7. Draft an executive summary
Your executive summary should be concise enough to grab attention and get you a face-to-face meeting. Highlight the most important facts about your company, products, and target market. The First Steps to Writing an Executive Summary for Your Business Plan will help you start with a framework.
8. Craft and practice your elevator pitch
To make your elevator pitch, use your executive summary. Imagine that you are taking an elevator ride. It could take between 30 seconds to two minutes. You will need to describe your company, your target market, your customers, and the competitive advantages your product has over other players in that elevator ride. You can work on the elevator pitch until it is perfect. Do not recite the lines. Your passion should shine through every time.
9. Create a list of FAQs, and practice them with a hostile audience

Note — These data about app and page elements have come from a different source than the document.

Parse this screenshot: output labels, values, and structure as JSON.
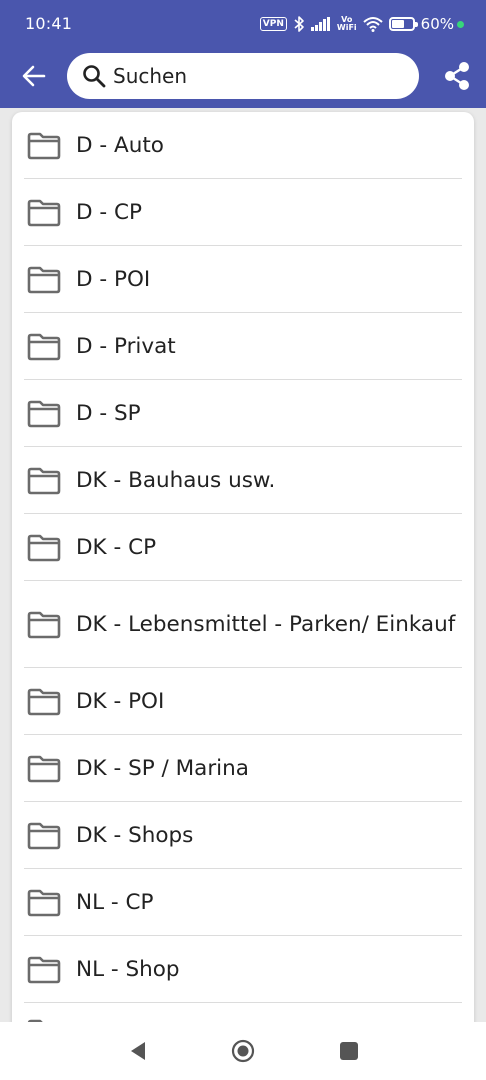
{
  "status_bar": {
    "time": "10:41",
    "vpn": "VPN",
    "vowifi_top": "Vo",
    "vowifi_bottom": "WiFi",
    "battery_level": 0.6,
    "battery_text": "60%"
  },
  "search": {
    "placeholder": "Suchen"
  },
  "folders": [
    {
      "label": "D - Auto"
    },
    {
      "label": "D - CP"
    },
    {
      "label": "D - POI"
    },
    {
      "label": "D - Privat"
    },
    {
      "label": "D - SP"
    },
    {
      "label": "DK - Bauhaus usw."
    },
    {
      "label": "DK - CP"
    },
    {
      "label": "DK - Lebensmittel - Parken/ Einkauf"
    },
    {
      "label": "DK - POI"
    },
    {
      "label": "DK - SP / Marina"
    },
    {
      "label": "DK - Shops"
    },
    {
      "label": "NL - CP"
    },
    {
      "label": "NL - Shop"
    }
  ],
  "colors": {
    "app_bar": "#4a56ad",
    "folder_icon": "#6b6b6b",
    "background": "#e9e9e9"
  },
  "icons": {
    "back": "arrow-left-icon",
    "search": "search-icon",
    "share": "share-icon",
    "folder": "folder-icon"
  }
}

This is a critical component of investor-meeting preparation. It’s a shame because it’s one of the most important aspects of working with investors. Entropic was my company for over 11 years. We were public for seven years of that time. My team was able to prepare for earnings calls by creating FAQs that were based on difficult questions from a group of “devil’s advocates”, in-the-know people. This is equally valuable whether you are operating in a private company or a public company.
10. Iterate. And again
Get Feedback When You connect investors to entrepreneurs. Include their ideas in your pitch deck, executive summary, and business model. Learn from everyone. Even if your preparations for the first investor session were a success, you can still improve your presentation by getting input from each investor meeting.